Always planned around the holidays, the count has been called the longest running citizen science project in the world.
Recently, though, the project has shown a drop in some bird populations. Last year’s Christmas counts in Texas showed the biggest rate of decline in bird numbers in 14 years, according to a report from the Audubon Society.
Texas bird counts now “have had five years in a row where declining species out-numbered increasing species,” the study says. “Ninety-one species (24%) were at their lowest level for the decade.”
But there may also be reasons unique to Texas that explain a sudden drop in numbers.
“The lack of birds has become readily apparent and left many wondering the same thing – ‘Where Have All the Birds Gone?'” writes birder Noreen Baker as part of Travis Audubon’s Ask-a-Birder project.
Baker was responding to a question from Wes Renick, manager of Wild Birds Unlimited, who says people are noticing fewer birds at their backyard feeders and bird baths.
The reasons, Baker speculates, could include recent drought and the 2021 winter storm, which “did kill birds over a large area.”
Less troubling reasons for this year’s decline in Texas bird sightings could be that there has been more food available in other states that has postponed or slowed bird migrations through Texas.

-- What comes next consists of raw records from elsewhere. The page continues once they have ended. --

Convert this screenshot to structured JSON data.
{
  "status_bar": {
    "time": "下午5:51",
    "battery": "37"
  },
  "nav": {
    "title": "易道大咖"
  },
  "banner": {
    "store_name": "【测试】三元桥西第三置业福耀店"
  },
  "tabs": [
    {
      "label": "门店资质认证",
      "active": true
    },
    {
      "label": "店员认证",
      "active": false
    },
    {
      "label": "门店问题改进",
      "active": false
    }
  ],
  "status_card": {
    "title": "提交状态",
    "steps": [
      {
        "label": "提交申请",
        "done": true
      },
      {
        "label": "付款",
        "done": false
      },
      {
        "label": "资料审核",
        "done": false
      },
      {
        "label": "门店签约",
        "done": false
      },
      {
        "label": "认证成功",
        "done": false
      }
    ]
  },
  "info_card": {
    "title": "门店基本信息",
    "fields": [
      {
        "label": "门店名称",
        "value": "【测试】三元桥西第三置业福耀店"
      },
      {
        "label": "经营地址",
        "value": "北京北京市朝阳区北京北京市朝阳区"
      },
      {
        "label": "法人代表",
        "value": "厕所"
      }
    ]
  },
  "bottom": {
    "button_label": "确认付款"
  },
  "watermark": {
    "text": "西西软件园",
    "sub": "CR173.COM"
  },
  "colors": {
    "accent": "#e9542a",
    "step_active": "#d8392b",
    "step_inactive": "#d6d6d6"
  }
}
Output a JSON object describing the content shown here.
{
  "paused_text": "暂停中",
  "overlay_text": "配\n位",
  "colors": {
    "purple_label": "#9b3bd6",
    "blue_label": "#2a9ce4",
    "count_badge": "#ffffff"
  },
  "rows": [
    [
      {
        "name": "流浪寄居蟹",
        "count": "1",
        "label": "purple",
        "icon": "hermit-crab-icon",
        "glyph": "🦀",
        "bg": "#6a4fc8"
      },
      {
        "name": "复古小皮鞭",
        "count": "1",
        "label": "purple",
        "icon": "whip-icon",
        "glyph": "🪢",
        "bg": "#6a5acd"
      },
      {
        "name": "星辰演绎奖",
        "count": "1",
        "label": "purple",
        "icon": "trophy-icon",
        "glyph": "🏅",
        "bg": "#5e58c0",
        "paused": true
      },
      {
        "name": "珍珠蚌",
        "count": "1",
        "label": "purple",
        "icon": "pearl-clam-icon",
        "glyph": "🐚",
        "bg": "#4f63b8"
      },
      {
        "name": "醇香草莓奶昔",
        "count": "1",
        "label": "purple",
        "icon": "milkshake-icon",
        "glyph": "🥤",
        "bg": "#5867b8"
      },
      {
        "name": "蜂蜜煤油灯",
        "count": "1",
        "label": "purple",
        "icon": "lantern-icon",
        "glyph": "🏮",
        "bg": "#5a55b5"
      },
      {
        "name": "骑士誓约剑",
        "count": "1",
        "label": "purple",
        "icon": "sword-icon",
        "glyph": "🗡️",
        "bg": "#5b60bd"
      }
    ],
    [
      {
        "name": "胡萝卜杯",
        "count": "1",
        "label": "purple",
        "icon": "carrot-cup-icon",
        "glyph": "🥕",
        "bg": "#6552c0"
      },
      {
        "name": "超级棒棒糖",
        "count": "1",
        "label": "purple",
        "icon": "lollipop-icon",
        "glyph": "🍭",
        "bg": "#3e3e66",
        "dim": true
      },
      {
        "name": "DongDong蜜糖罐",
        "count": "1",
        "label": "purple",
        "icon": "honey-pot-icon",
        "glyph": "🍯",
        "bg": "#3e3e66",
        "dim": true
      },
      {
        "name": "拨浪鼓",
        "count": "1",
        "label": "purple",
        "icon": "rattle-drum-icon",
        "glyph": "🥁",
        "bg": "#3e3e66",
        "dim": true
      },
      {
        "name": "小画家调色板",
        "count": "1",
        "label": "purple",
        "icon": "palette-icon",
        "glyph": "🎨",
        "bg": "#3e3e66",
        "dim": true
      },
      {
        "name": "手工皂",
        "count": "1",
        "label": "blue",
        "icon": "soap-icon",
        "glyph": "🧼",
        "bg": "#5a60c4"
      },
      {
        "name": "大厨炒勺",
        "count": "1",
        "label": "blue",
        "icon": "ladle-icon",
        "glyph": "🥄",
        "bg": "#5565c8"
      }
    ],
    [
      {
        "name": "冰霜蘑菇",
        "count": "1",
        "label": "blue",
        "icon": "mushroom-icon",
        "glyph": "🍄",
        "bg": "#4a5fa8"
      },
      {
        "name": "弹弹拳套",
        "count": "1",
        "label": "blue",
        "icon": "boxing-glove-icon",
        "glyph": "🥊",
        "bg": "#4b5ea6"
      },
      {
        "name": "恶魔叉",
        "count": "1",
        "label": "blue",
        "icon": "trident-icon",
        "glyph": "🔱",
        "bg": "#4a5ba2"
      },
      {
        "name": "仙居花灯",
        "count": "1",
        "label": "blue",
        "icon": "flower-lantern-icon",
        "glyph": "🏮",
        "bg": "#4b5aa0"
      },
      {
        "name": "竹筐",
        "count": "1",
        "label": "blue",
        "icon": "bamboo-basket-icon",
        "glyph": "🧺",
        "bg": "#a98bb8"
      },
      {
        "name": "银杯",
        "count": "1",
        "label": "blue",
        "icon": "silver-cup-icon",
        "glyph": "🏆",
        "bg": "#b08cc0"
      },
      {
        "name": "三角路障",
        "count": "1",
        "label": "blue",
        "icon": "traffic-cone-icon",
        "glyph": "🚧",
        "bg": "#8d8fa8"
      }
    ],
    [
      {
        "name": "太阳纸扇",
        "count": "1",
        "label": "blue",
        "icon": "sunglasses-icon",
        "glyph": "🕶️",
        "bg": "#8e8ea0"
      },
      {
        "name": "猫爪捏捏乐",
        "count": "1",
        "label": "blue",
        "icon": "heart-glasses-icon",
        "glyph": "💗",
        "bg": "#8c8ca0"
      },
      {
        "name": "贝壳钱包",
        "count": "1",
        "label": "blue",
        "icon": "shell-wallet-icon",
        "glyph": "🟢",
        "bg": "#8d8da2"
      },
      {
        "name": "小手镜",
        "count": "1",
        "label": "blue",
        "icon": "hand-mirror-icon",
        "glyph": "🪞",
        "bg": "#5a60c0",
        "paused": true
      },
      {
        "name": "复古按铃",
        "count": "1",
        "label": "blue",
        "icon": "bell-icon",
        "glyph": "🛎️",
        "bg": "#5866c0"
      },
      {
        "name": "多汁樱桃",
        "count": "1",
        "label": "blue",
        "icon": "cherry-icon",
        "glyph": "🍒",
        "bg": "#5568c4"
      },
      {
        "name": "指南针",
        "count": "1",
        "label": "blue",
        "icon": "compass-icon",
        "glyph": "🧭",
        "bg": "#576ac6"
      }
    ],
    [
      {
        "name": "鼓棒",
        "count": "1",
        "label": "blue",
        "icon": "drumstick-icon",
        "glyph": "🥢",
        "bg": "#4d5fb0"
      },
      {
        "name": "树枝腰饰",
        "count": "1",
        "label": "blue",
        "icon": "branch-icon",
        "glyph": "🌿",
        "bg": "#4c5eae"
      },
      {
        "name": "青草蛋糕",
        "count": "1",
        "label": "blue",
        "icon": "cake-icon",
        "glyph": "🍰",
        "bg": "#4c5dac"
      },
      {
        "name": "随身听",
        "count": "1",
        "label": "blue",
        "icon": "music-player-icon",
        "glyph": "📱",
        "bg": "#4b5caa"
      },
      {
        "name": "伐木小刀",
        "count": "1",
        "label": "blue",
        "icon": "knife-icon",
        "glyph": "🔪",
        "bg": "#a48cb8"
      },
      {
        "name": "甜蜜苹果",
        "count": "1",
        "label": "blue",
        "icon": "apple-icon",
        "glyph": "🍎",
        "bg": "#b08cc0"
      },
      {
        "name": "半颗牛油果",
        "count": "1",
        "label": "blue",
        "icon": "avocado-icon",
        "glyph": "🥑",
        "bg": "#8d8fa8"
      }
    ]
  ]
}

The point is that we need more data, and that’s where you can come in. You can help your local Audubon group do its count for the year – go here for the Houston area and here for Central Texas to learn more. Links for other areas are there as well. The counting goes through January 5, so go click now if you want to participate.